In 2019, at the request of Gov. Evers, the DNR began work to establish standards for two types of PFAS (PFOA and PFOS) in groundwater, surface water, and drinking water. The Republican-controlled Natural Resources Board approved surface water and drinking water standards in August 2022, but the NRB rejected standards for PFAS in groundwater, and the DNR had to restart the rulemaking process for these groundwater standards in December 2022. While the U.S. Environmental Protection Agency (EPA) has proposed maximum contaminant levels for six types of PFAS in public drinking water, which are expected to be finalized soon, the EPA does not have the authority to regulate PFAS in groundwater under Wisconsin’s groundwater law. As a result, there are no state or federal PFAS standards currently in place for groundwater. Furthermore, the drinking water standards in place at the state level do not apply to private well owners, and private well owners are also solely responsible for any costs associated with voluntary actions to sample or treat private well water.

Gov. Evers has long been committed to protecting Wisconsin’s water and public health, including declaring 2019 the Year of Clean Drinking Water shortly after taking office. Gov. Evers also signed Executive Order #40, which directed the DNR to create a PFAS coordinating council, now known as WisPAC, to develop statewide initiatives to address growing public health and environmental concerns regarding PFAS. This led to the development of Wisconsins PFAS Action Plan, which serves as a roadmap for how the state could address PFAS. In his 2023-25 proposed budget, Gov. Evers allocated over $100 million to support municipalities in responding to local PFAS contamination, bolster staff and resources at the DNR, and increase PFAS testing, sampling, and monitoring throughout Wisconsin. Gov. Evers has also taken action to address PFAS contamination in private wells by creating a revamped Well Compensation Grant Program with updated eligibility criteria to enable more Wisconsinites to access this grant program and investing $10 million in the much-needed program.

PFAS are a group of human-made chemicals used for decades in numerous products, including non-stick cookware, fast food wrappers, stain-resistant sprays, and certain types of firefighting foam. These contaminants have made their way into the environment through accidental spills of PFAS-containing materials, discharges of PFAS-containing wastewater to treatment plants, and certain types of firefighting foams.

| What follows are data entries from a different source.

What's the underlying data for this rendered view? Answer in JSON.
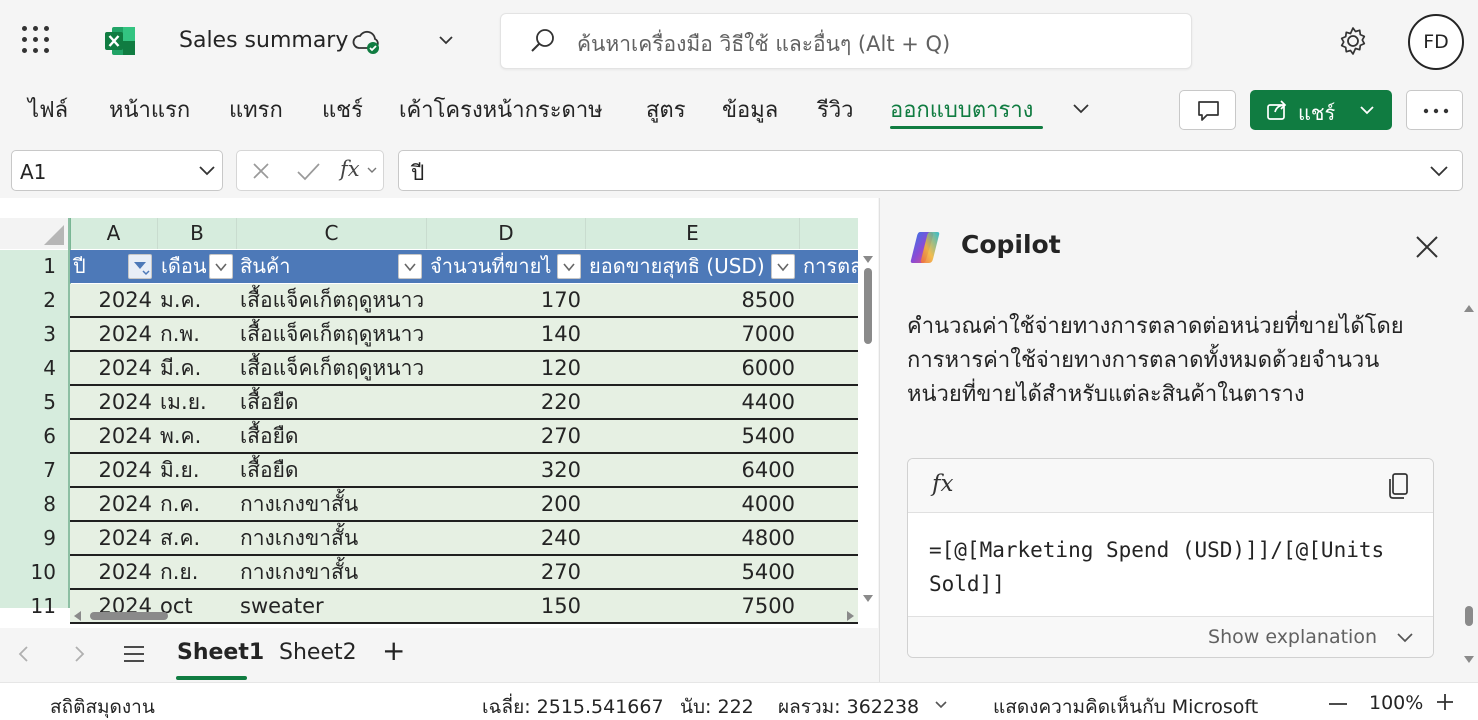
{
  "title_bar": {
    "app_name": "Sales summary",
    "search_placeholder": "ค้นหาเครื่องมือ วิธีใช้ และอื่นๆ (Alt + Q)",
    "avatar_initials": "FD"
  },
  "ribbon": {
    "tabs": [
      "ไฟล์",
      "หน้าแรก",
      "แทรก",
      "แชร์",
      "เค้าโครงหน้ากระดาษ",
      "สูตร",
      "ข้อมูล",
      "รีวิว",
      "ออกแบบตาราง"
    ],
    "active_tab": "ออกแบบตาราง",
    "share_label": "แชร์"
  },
  "formula_bar": {
    "name_box": "A1",
    "fx_label": "fx",
    "formula_value": "ปี"
  },
  "grid": {
    "column_letters": [
      "A",
      "B",
      "C",
      "D",
      "E"
    ],
    "row_numbers": [
      "1",
      "2",
      "3",
      "4",
      "5",
      "6",
      "7",
      "8",
      "9",
      "10",
      "11"
    ],
    "table_headers": [
      "ปี",
      "เดือน",
      "สินค้า",
      "จำนวนที่ขายไ",
      "ยอดขายสุทธิ (USD)",
      "การตล"
    ],
    "rows": [
      [
        "2024",
        "ม.ค.",
        "เสื้อแจ็คเก็ตฤดูหนาว",
        "170",
        "8500"
      ],
      [
        "2024",
        "ก.พ.",
        "เสื้อแจ็คเก็ตฤดูหนาว",
        "140",
        "7000"
      ],
      [
        "2024",
        "มี.ค.",
        "เสื้อแจ็คเก็ตฤดูหนาว",
        "120",
        "6000"
      ],
      [
        "2024",
        "เม.ย.",
        "เสื้อยืด",
        "220",
        "4400"
      ],
      [
        "2024",
        "พ.ค.",
        "เสื้อยืด",
        "270",
        "5400"
      ],
      [
        "2024",
        "มิ.ย.",
        "เสื้อยืด",
        "320",
        "6400"
      ],
      [
        "2024",
        "ก.ค.",
        "กางเกงขาสั้น",
        "200",
        "4000"
      ],
      [
        "2024",
        "ส.ค.",
        "กางเกงขาสั้น",
        "240",
        "4800"
      ],
      [
        "2024",
        "ก.ย.",
        "กางเกงขาสั้น",
        "270",
        "5400"
      ],
      [
        "2024",
        "oct",
        "sweater",
        "150",
        "7500"
      ]
    ]
  },
  "sheets": {
    "tabs": [
      "Sheet1",
      "Sheet2"
    ],
    "active": "Sheet1",
    "add_label": "+"
  },
  "copilot": {
    "title": "Copilot",
    "message": "คำนวณค่าใช้จ่ายทางการตลาดต่อหน่วยที่ขายได้โดยการหารค่าใช้จ่ายทางการตลาดทั้งหมดด้วยจำนวนหน่วยที่ขายได้สำหรับแต่ละสินค้าในตาราง",
    "code_label": "fx",
    "code": "=[@[Marketing Spend (USD)]]/[@[Units Sold]]",
    "explain_label": "Show explanation"
  },
  "status_bar": {
    "workbook_stats": "สถิติสมุดงาน",
    "average": "เฉลี่ย: 2515.541667",
    "count": "นับ: 222",
    "sum": "ผลรวม: 362238",
    "feedback": "แสดงความคิดเห็นกับ Microsoft",
    "zoom": "100%"
  },
  "colors": {
    "excel_green": "#107c41",
    "table_header_blue": "#4d79b8",
    "row_band": "#e6f0e3",
    "header_highlight": "#d6ecdd"
  }
}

PFAS do not break down in the environment and have been discovered at concentrations of concern in groundwater, surface water, and drinking water. These chemicals are known to accumulate in the human body, posing several risks to human health, including certain cancers, liver damage, and decreased fertility. Information about PFAS can also be found on the DNR’s PFAS webpage and on the DHS website.
An online version of this release is available here.